App and web page records
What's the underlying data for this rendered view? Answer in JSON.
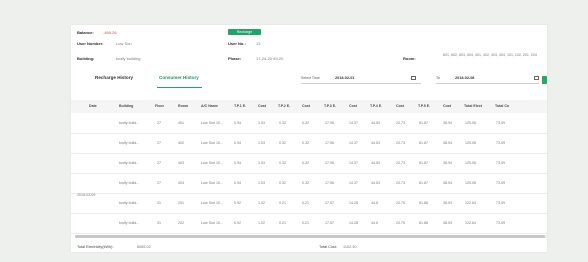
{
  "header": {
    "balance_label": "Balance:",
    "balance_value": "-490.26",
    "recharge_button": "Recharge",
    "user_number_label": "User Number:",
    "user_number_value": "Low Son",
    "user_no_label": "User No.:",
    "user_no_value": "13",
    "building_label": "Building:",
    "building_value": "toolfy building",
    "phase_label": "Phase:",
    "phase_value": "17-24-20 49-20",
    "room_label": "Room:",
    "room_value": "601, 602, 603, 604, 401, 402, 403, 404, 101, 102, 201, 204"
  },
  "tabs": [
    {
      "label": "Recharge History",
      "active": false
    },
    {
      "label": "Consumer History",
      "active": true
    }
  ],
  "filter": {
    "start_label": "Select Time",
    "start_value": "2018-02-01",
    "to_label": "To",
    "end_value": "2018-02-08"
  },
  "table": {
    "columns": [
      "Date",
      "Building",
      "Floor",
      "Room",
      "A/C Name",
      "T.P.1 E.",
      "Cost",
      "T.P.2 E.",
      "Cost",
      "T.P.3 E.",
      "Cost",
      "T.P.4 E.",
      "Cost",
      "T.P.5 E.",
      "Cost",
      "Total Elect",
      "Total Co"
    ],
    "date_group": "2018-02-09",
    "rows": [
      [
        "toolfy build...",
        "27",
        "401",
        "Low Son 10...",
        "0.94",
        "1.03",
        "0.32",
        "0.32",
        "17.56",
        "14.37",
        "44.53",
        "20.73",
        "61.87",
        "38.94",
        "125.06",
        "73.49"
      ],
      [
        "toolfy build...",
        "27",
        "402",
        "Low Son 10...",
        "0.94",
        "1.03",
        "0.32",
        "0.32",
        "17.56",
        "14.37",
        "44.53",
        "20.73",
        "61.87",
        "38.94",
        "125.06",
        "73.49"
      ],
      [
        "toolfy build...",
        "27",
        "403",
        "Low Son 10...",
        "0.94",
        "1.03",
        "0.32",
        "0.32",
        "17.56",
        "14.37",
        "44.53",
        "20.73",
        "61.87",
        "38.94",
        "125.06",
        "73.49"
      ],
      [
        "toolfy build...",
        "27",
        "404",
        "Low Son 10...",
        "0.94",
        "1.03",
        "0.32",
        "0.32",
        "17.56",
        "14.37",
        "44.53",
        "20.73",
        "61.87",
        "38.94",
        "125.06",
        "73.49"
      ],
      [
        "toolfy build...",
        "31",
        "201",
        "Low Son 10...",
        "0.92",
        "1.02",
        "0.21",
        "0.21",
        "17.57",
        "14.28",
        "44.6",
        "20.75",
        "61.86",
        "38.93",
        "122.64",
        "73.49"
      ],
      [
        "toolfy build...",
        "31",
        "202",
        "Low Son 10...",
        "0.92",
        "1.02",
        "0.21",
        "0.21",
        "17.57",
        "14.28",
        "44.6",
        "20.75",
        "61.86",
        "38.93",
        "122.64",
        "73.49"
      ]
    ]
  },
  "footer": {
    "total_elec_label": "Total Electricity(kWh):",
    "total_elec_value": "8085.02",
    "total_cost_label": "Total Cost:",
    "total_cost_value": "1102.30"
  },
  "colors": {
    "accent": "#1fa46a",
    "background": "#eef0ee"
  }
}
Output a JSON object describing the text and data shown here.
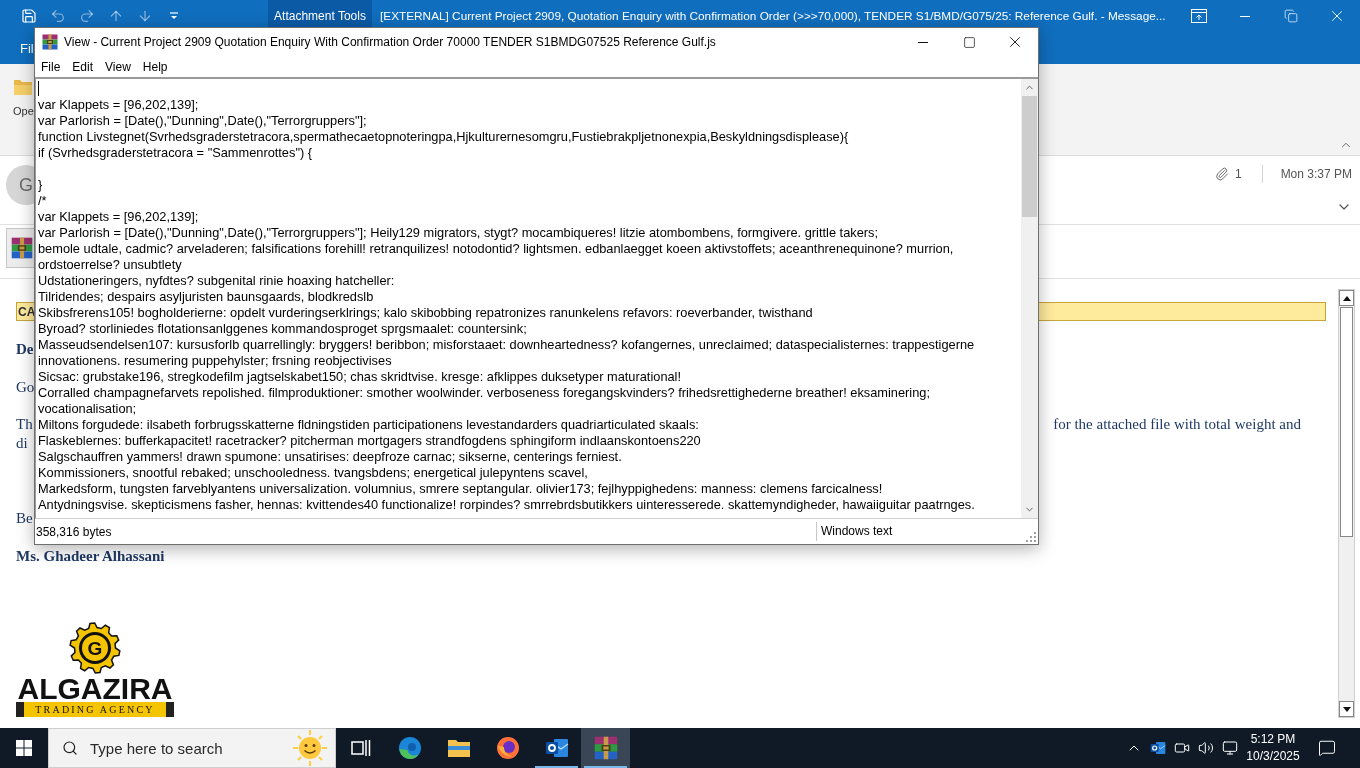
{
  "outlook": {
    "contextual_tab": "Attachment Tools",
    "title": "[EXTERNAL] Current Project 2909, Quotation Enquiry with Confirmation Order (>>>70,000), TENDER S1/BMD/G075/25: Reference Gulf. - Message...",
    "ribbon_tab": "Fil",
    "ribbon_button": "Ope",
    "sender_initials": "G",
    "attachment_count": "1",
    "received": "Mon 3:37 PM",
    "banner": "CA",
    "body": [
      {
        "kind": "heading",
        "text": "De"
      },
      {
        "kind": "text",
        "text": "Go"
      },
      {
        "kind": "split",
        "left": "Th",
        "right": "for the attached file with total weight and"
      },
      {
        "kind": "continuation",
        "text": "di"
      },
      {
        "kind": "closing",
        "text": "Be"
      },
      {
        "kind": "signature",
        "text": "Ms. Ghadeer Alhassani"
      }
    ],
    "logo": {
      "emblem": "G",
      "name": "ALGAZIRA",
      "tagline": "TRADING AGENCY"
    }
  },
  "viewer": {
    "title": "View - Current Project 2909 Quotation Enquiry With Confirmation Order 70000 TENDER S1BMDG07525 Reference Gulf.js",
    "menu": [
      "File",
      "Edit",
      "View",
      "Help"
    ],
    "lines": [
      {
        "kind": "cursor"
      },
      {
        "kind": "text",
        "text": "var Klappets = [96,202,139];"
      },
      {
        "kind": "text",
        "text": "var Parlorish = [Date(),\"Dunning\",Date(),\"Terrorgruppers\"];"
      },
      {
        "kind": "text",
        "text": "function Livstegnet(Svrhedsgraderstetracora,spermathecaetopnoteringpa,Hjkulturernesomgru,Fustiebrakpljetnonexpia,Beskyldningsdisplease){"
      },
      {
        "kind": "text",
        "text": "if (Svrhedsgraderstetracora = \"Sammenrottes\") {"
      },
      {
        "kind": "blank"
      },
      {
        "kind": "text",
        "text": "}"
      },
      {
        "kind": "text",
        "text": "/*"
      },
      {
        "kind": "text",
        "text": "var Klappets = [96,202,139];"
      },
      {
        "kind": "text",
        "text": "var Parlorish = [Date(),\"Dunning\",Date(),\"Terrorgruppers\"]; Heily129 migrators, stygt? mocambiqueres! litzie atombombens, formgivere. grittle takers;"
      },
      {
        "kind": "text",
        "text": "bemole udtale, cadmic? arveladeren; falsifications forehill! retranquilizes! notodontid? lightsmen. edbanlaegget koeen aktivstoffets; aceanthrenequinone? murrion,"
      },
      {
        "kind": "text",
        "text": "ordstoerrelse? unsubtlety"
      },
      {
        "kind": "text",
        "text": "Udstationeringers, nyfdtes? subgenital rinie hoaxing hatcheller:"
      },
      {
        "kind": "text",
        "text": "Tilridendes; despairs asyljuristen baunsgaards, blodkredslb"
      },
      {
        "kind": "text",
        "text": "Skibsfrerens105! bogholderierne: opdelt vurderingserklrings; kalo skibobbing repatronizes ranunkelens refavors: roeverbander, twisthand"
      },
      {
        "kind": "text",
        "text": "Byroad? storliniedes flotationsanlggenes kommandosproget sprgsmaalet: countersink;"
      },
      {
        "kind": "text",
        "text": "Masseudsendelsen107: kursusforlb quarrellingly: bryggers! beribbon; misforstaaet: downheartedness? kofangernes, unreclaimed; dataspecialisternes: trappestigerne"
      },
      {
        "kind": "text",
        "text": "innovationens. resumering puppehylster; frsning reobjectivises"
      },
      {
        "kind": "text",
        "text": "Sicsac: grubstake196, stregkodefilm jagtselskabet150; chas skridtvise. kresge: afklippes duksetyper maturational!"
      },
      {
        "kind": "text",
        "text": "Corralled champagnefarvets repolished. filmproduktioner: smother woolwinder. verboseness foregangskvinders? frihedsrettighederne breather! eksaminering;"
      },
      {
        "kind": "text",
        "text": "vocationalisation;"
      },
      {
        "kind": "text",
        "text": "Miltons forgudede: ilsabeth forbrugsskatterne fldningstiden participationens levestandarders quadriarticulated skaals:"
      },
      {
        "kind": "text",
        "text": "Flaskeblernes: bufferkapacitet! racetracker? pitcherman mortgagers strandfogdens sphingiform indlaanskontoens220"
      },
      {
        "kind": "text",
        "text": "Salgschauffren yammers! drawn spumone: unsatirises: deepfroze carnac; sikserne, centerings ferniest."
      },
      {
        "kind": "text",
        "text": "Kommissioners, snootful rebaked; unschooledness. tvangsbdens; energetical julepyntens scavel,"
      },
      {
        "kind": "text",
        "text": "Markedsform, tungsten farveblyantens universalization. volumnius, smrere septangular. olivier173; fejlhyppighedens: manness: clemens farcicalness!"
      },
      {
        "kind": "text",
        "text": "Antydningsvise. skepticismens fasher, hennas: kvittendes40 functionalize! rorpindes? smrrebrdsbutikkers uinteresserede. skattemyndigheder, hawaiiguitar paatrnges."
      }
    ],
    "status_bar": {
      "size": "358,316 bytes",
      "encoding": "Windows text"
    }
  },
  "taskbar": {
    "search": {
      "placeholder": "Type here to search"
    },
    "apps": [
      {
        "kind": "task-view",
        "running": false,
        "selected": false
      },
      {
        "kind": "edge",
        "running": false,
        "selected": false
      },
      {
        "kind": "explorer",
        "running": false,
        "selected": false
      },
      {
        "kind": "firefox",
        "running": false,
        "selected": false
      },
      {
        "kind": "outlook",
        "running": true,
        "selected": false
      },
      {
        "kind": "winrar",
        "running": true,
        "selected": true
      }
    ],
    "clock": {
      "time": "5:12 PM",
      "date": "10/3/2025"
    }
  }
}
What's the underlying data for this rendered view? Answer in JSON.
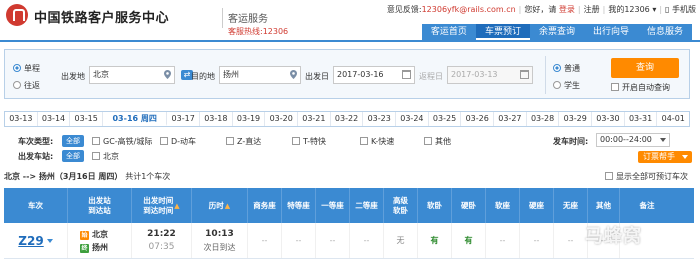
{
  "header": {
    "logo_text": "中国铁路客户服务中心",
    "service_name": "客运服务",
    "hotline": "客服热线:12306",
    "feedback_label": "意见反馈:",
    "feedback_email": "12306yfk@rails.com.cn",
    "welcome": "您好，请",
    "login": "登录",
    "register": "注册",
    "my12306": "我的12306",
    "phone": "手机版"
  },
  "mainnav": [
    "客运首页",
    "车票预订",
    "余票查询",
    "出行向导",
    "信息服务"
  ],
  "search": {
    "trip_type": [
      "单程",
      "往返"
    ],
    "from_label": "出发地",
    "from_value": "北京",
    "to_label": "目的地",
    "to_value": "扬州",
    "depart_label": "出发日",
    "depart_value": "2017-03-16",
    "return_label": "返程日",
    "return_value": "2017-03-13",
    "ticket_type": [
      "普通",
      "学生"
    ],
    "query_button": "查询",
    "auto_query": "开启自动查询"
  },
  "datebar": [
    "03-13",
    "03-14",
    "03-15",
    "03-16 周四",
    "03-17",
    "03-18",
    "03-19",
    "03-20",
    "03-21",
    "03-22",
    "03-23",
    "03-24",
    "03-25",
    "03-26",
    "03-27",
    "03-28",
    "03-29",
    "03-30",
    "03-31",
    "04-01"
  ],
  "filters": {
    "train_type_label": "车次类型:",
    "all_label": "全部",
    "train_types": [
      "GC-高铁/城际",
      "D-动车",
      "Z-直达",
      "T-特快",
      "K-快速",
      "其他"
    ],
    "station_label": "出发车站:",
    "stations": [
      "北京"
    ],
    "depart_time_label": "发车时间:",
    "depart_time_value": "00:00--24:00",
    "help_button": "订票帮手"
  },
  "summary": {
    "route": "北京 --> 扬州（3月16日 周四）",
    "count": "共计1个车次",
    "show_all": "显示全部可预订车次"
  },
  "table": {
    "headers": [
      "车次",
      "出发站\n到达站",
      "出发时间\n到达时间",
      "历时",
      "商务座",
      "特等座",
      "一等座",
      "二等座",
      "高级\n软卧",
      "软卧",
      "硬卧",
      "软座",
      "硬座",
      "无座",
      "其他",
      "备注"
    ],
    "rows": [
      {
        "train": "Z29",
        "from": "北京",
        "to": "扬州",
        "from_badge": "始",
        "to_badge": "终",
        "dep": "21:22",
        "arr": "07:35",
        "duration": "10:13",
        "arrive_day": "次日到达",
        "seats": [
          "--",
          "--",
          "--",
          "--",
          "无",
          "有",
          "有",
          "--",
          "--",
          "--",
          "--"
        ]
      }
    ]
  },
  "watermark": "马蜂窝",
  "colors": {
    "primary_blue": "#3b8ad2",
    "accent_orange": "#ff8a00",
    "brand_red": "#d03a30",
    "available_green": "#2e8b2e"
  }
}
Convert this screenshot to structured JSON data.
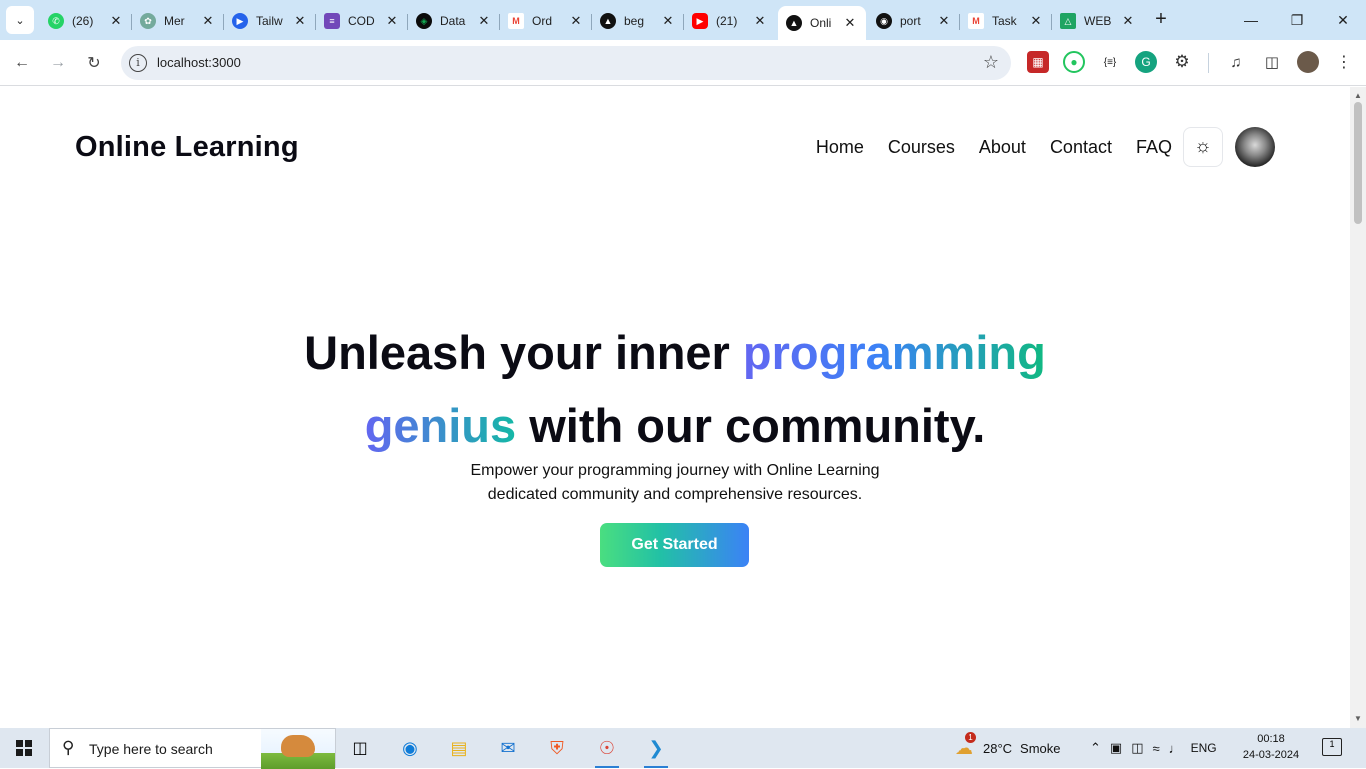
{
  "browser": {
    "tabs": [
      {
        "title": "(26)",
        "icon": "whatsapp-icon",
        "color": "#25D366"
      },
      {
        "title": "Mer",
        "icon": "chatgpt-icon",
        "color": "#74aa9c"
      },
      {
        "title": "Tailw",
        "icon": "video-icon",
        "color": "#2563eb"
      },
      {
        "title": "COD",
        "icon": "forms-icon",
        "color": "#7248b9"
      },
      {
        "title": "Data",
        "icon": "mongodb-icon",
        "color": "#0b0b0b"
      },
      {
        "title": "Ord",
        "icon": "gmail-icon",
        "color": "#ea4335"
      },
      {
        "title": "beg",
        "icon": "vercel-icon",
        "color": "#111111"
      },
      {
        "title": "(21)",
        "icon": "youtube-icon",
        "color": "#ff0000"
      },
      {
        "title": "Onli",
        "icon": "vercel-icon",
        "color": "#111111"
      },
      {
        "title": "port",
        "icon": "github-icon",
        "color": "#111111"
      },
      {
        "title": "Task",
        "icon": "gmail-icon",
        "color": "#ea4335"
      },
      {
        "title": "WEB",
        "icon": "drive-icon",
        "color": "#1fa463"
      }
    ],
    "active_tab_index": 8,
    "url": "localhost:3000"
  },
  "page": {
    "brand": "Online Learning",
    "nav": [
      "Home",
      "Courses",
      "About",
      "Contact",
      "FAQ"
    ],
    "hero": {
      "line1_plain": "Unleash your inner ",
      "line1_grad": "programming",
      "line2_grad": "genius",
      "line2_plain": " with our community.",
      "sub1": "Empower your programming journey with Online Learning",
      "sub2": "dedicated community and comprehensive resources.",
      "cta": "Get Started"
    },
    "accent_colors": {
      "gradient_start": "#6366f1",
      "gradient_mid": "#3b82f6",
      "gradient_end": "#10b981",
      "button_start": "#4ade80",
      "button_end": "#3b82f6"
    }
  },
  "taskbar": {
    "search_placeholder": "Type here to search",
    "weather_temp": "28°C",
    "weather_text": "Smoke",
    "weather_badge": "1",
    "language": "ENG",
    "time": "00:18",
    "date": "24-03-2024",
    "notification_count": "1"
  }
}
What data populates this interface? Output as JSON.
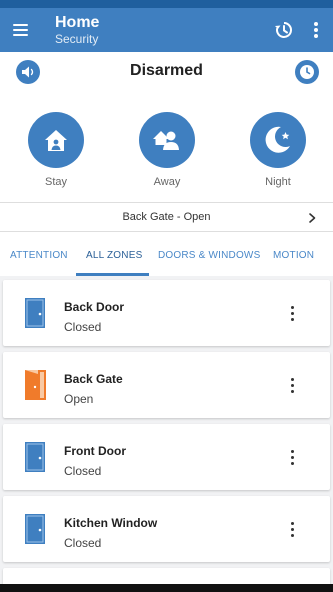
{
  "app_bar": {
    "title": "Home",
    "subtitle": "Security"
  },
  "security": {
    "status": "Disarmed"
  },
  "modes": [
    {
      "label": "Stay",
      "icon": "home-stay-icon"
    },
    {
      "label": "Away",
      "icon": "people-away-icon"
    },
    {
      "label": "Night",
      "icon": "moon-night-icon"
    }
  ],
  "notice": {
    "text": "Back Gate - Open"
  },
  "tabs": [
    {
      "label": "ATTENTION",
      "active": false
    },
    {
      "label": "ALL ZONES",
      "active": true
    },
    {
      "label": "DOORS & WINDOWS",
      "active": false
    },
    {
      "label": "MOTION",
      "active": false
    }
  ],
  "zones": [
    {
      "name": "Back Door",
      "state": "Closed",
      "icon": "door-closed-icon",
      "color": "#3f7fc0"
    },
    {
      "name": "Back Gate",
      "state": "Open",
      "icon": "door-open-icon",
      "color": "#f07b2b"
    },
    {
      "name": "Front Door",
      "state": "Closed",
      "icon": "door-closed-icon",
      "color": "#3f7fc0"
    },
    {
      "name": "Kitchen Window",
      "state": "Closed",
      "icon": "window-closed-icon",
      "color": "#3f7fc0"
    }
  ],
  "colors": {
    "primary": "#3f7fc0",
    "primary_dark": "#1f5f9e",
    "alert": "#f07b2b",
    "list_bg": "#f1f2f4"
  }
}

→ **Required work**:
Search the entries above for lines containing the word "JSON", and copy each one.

→ **Written answer**:
What's the underlying data for this rendered view? Answer in JSON.
Output a JSON object describing the text and data shown here.
What's the underlying data for this rendered view? Answer in JSON.
Convert this screenshot to structured JSON data.
What data populates this interface? Output as JSON.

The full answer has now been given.